### [About this task]
Each line below containing the word "title" needs to be shown.

### [Data records]
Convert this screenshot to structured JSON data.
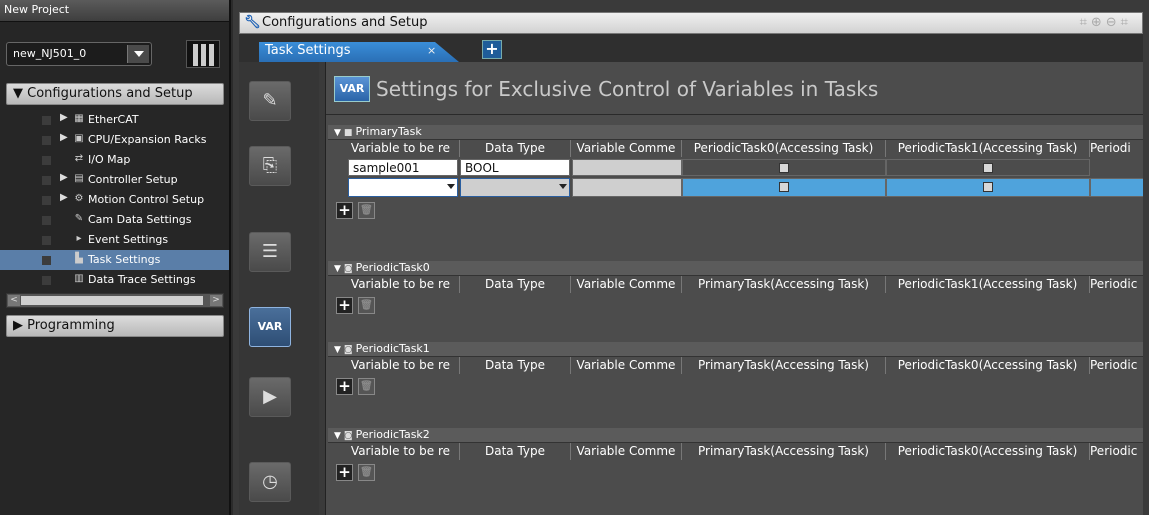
{
  "project": {
    "title": "New Project",
    "controller": "new_NJ501_0"
  },
  "left_pane": {
    "config_category": "▼ Configurations and Setup",
    "programming_category": "▶ Programming",
    "tree": [
      {
        "label": "EtherCAT",
        "expand": "▶",
        "icon": "ethercat-icon",
        "glyph": "▦"
      },
      {
        "label": "CPU/Expansion Racks",
        "expand": "▶",
        "icon": "rack-icon",
        "glyph": "▣"
      },
      {
        "label": "I/O Map",
        "expand": "",
        "icon": "io-map-icon",
        "glyph": "⇄"
      },
      {
        "label": "Controller Setup",
        "expand": "▶",
        "icon": "controller-icon",
        "glyph": "▤"
      },
      {
        "label": "Motion Control Setup",
        "expand": "▶",
        "icon": "motion-icon",
        "glyph": "⚙"
      },
      {
        "label": "Cam Data Settings",
        "expand": "",
        "icon": "cam-icon",
        "glyph": "✎"
      },
      {
        "label": "Event Settings",
        "expand": "",
        "icon": "event-flag-icon",
        "glyph": "▸"
      },
      {
        "label": "Task Settings",
        "expand": "",
        "icon": "task-icon",
        "glyph": "▙"
      },
      {
        "label": "Data Trace Settings",
        "expand": "",
        "icon": "trace-icon",
        "glyph": "▥"
      }
    ]
  },
  "editor": {
    "title": "Configurations and Setup",
    "tab": "Task Settings",
    "tab_close": "×",
    "add_tab": "+",
    "heading_badge": "VAR",
    "heading": "Settings for Exclusive Control of Variables in Tasks",
    "side_buttons": [
      {
        "name": "pencil-icon",
        "glyph": "✎"
      },
      {
        "name": "program-assign-icon",
        "glyph": "⎘"
      },
      {
        "name": "list-icon",
        "glyph": "☰"
      },
      {
        "name": "var-icon",
        "glyph": "VAR"
      },
      {
        "name": "task-run-icon",
        "glyph": "▶"
      },
      {
        "name": "task-timer-icon",
        "glyph": "◷"
      }
    ]
  },
  "sections": [
    {
      "name": "PrimaryTask",
      "headers": [
        "Variable to be re",
        "Data Type",
        "Variable Comme",
        "PeriodicTask0(Accessing Task)",
        "PeriodicTask1(Accessing Task)",
        "Periodi"
      ],
      "rows": [
        {
          "variable": "sample001",
          "type": "BOOL",
          "comment": ""
        }
      ]
    },
    {
      "name": "PeriodicTask0",
      "headers": [
        "Variable to be re",
        "Data Type",
        "Variable Comme",
        "PrimaryTask(Accessing Task)",
        "PeriodicTask1(Accessing Task)",
        "Periodic"
      ]
    },
    {
      "name": "PeriodicTask1",
      "headers": [
        "Variable to be re",
        "Data Type",
        "Variable Comme",
        "PrimaryTask(Accessing Task)",
        "PeriodicTask0(Accessing Task)",
        "Periodic"
      ]
    },
    {
      "name": "PeriodicTask2",
      "headers": [
        "Variable to be re",
        "Data Type",
        "Variable Comme",
        "PrimaryTask(Accessing Task)",
        "PeriodicTask0(Accessing Task)",
        "Periodic"
      ]
    }
  ],
  "colors": {
    "accent": "#4fa3dc",
    "tab": "#2a6fb5"
  }
}
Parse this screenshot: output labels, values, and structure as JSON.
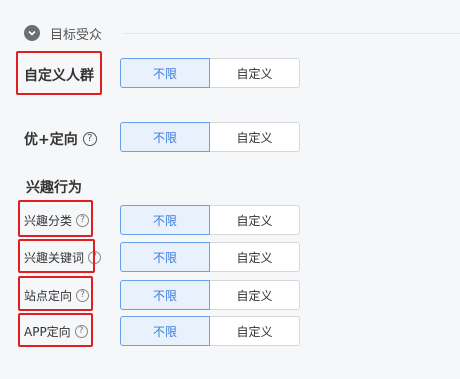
{
  "section": {
    "title": "目标受众",
    "icon": "chevron-down-icon"
  },
  "groups": {
    "interest": "兴趣行为"
  },
  "rows": [
    {
      "label": "自定义人群",
      "help": false,
      "options": [
        "不限",
        "自定义"
      ],
      "selected": "不限"
    },
    {
      "label": "优+定向",
      "help": true,
      "options": [
        "不限",
        "自定义"
      ],
      "selected": "不限"
    },
    {
      "label": "兴趣分类",
      "help": true,
      "options": [
        "不限",
        "自定义"
      ],
      "selected": "不限"
    },
    {
      "label": "兴趣关键词",
      "help": true,
      "options": [
        "不限",
        "自定义"
      ],
      "selected": "不限"
    },
    {
      "label": "站点定向",
      "help": true,
      "options": [
        "不限",
        "自定义"
      ],
      "selected": "不限"
    },
    {
      "label": "APP定向",
      "help": true,
      "options": [
        "不限",
        "自定义"
      ],
      "selected": "不限"
    }
  ],
  "help_glyph": "?",
  "colors": {
    "accent": "#3b7ddd",
    "active_bg": "#e9f1fd",
    "highlight": "#e02020"
  }
}
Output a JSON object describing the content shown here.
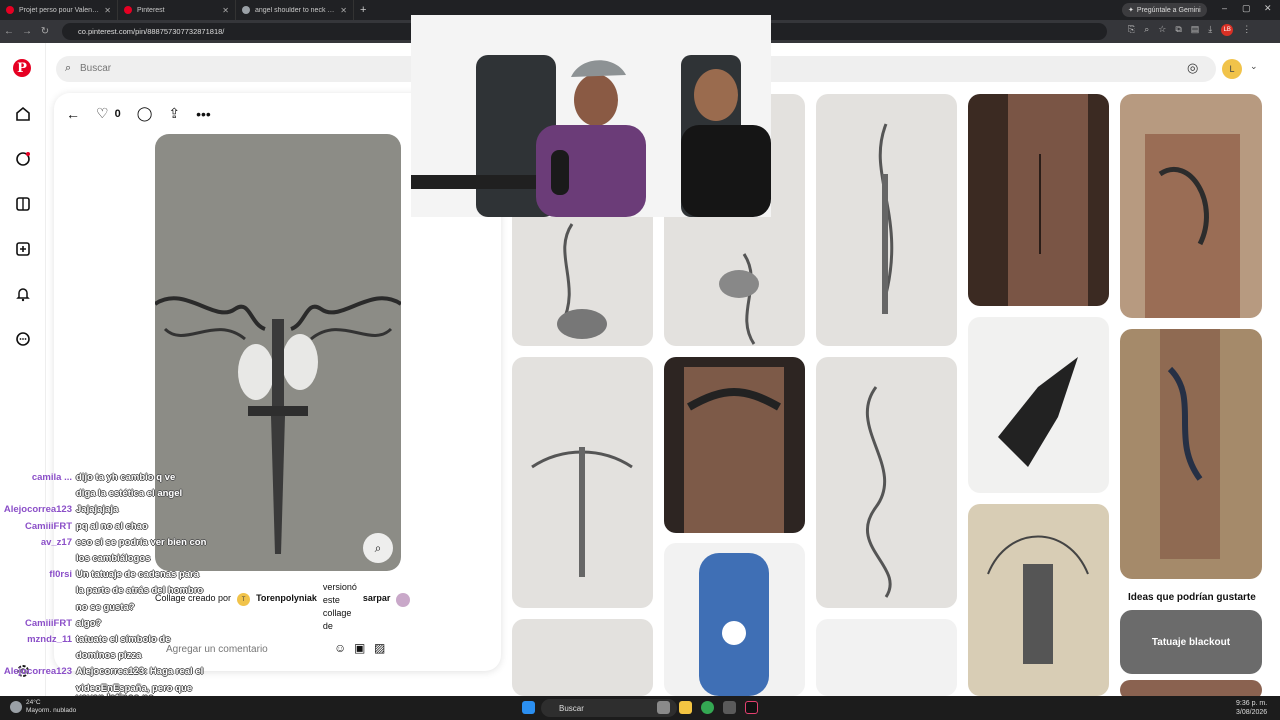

### [Task answer]
    "title": "New Project",
    "title": "Configurations and Setup",
    "title": "目标受众",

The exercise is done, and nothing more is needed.